#### [Directions]
Repeat the listing below verbatim, without its images.
--- Source material ---
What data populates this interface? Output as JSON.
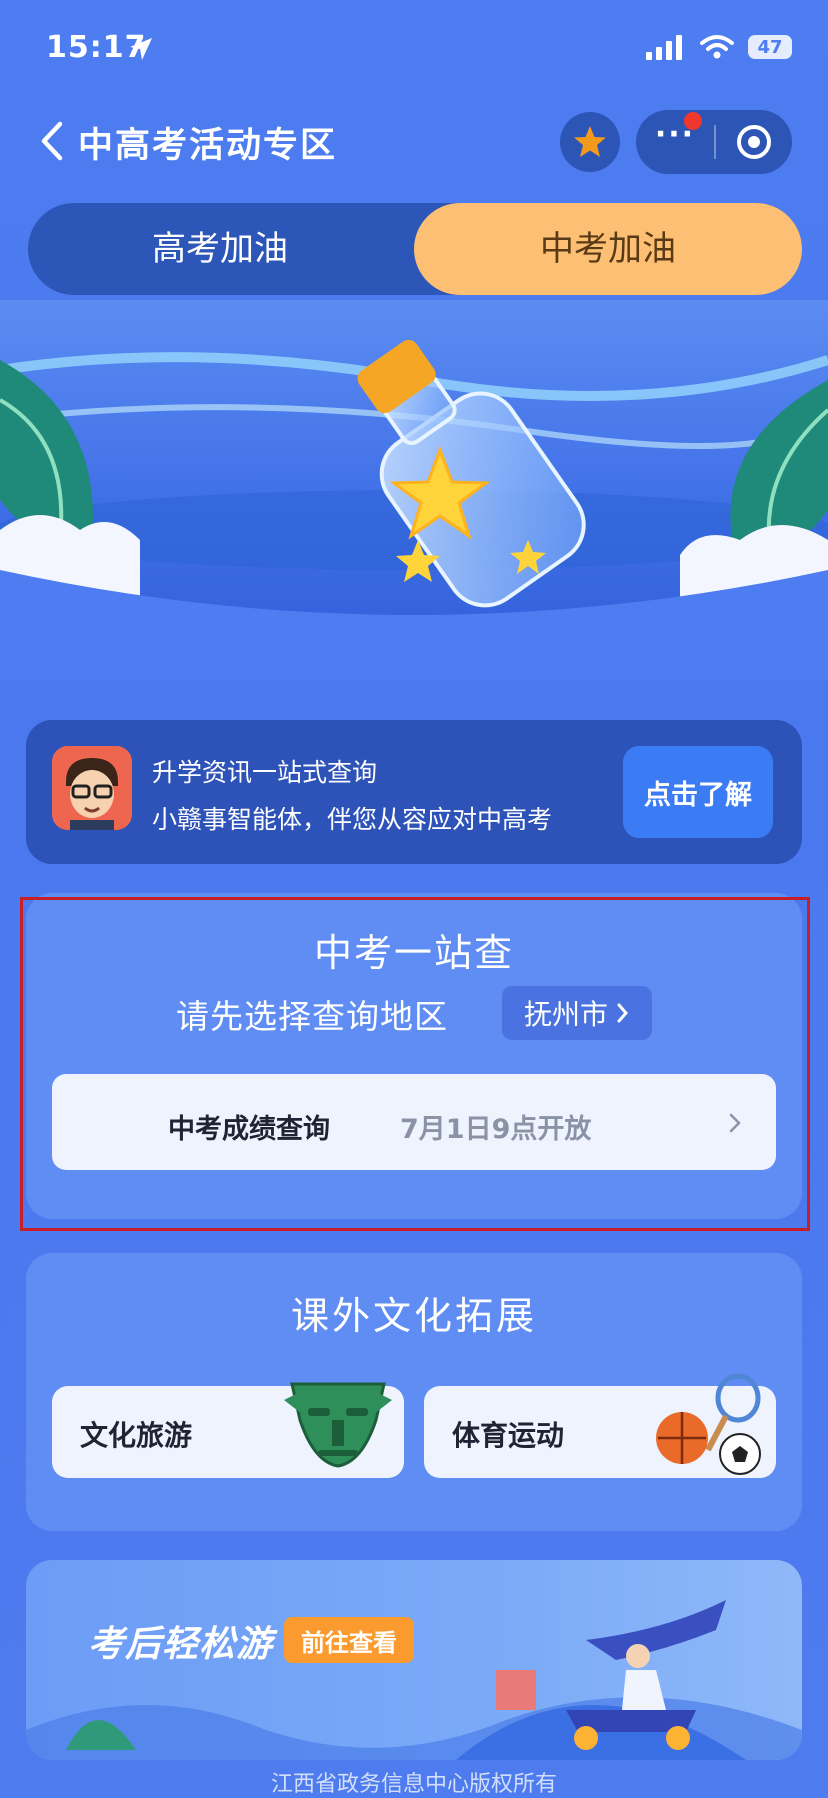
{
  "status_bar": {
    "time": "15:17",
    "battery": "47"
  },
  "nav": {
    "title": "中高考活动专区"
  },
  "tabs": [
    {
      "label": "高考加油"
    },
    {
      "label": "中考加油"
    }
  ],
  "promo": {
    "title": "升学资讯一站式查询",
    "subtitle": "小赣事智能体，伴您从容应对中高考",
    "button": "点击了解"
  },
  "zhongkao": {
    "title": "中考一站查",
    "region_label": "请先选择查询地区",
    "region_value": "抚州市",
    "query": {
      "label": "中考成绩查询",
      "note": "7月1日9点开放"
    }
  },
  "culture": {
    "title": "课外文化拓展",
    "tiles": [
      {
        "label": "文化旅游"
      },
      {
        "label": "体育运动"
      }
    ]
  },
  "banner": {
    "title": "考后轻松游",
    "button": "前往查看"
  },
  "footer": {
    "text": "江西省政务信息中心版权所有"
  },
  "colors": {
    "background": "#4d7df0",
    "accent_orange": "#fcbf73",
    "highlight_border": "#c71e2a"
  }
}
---
#### [Output of the exercise]
What data populates this interface? Output as JSON.
{
  "status_bar": {
    "time": "15:17",
    "battery": "47"
  },
  "nav": {
    "title": "中高考活动专区"
  },
  "tabs": [
    {
      "label": "高考加油"
    },
    {
      "label": "中考加油"
    }
  ],
  "promo": {
    "title": "升学资讯一站式查询",
    "subtitle": "小赣事智能体，伴您从容应对中高考",
    "button": "点击了解"
  },
  "zhongkao": {
    "title": "中考一站查",
    "region_label": "请先选择查询地区",
    "region_value": "抚州市",
    "query": {
      "label": "中考成绩查询",
      "note": "7月1日9点开放"
    }
  },
  "culture": {
    "title": "课外文化拓展",
    "tiles": [
      {
        "label": "文化旅游"
      },
      {
        "label": "体育运动"
      }
    ]
  },
  "banner": {
    "title": "考后轻松游",
    "button": "前往查看"
  },
  "footer": {
    "text": "江西省政务信息中心版权所有"
  },
  "colors": {
    "background": "#4d7df0",
    "accent_orange": "#fcbf73",
    "highlight_border": "#c71e2a"
  }
}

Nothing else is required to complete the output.